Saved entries
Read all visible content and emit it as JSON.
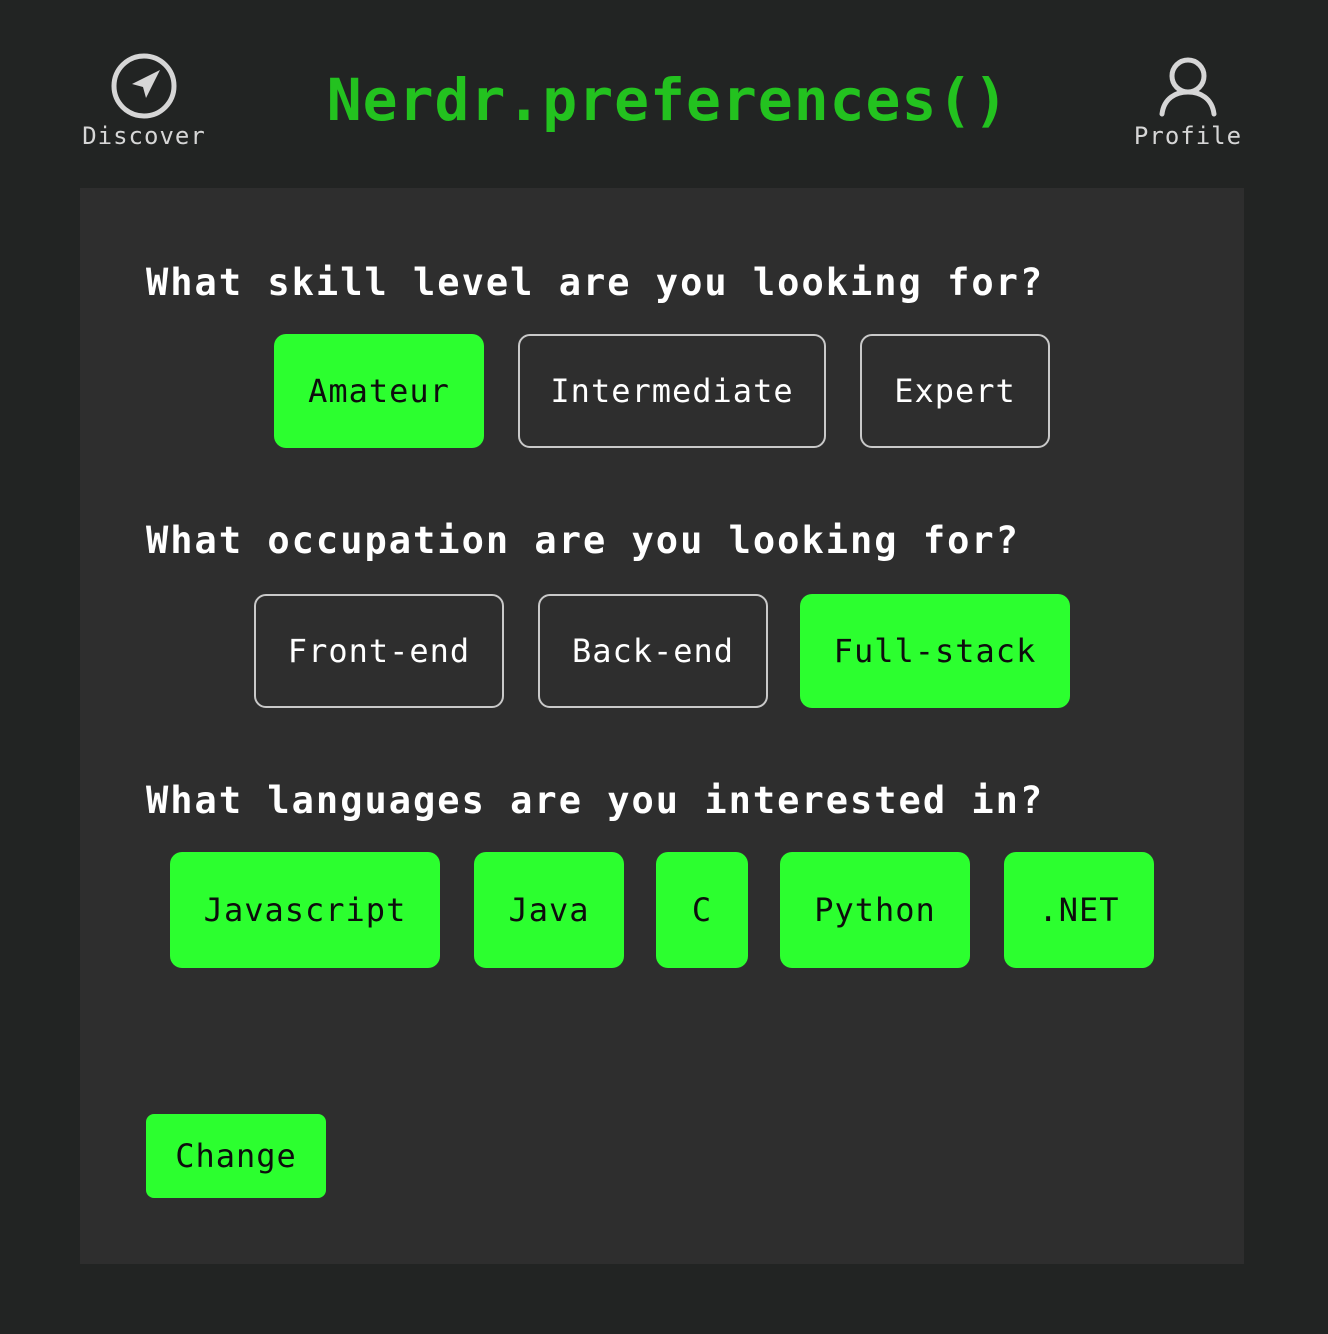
{
  "header": {
    "title": "Nerdr.preferences()",
    "discover": {
      "label": "Discover",
      "icon": "compass-navigation-icon"
    },
    "profile": {
      "label": "Profile",
      "icon": "user-icon"
    }
  },
  "colors": {
    "background": "#222423",
    "panel": "#2e2e2e",
    "accent": "#2cff2f",
    "title": "#23c21f",
    "text": "#ffffff",
    "nav_text": "#d6d6d6"
  },
  "skill": {
    "question": "What skill level are you looking for?",
    "options": [
      {
        "label": "Amateur",
        "selected": true
      },
      {
        "label": "Intermediate",
        "selected": false
      },
      {
        "label": "Expert",
        "selected": false
      }
    ]
  },
  "occupation": {
    "question": "What occupation are you looking for?",
    "options": [
      {
        "label": "Front-end",
        "selected": false
      },
      {
        "label": "Back-end",
        "selected": false
      },
      {
        "label": "Full-stack",
        "selected": true
      }
    ]
  },
  "languages": {
    "question": "What languages are you interested in?",
    "options": [
      {
        "label": "Javascript",
        "selected": true
      },
      {
        "label": "Java",
        "selected": true
      },
      {
        "label": "C",
        "selected": true
      },
      {
        "label": "Python",
        "selected": true
      },
      {
        "label": ".NET",
        "selected": true
      }
    ]
  },
  "actions": {
    "change_label": "Change"
  }
}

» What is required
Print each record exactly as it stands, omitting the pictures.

» Result
Read all visible content and emit it as JSON.
{
  "header": {
    "title": "Nerdr.preferences()",
    "discover": {
      "label": "Discover",
      "icon": "compass-navigation-icon"
    },
    "profile": {
      "label": "Profile",
      "icon": "user-icon"
    }
  },
  "colors": {
    "background": "#222423",
    "panel": "#2e2e2e",
    "accent": "#2cff2f",
    "title": "#23c21f",
    "text": "#ffffff",
    "nav_text": "#d6d6d6"
  },
  "skill": {
    "question": "What skill level are you looking for?",
    "options": [
      {
        "label": "Amateur",
        "selected": true
      },
      {
        "label": "Intermediate",
        "selected": false
      },
      {
        "label": "Expert",
        "selected": false
      }
    ]
  },
  "occupation": {
    "question": "What occupation are you looking for?",
    "options": [
      {
        "label": "Front-end",
        "selected": false
      },
      {
        "label": "Back-end",
        "selected": false
      },
      {
        "label": "Full-stack",
        "selected": true
      }
    ]
  },
  "languages": {
    "question": "What languages are you interested in?",
    "options": [
      {
        "label": "Javascript",
        "selected": true
      },
      {
        "label": "Java",
        "selected": true
      },
      {
        "label": "C",
        "selected": true
      },
      {
        "label": "Python",
        "selected": true
      },
      {
        "label": ".NET",
        "selected": true
      }
    ]
  },
  "actions": {
    "change_label": "Change"
  }
}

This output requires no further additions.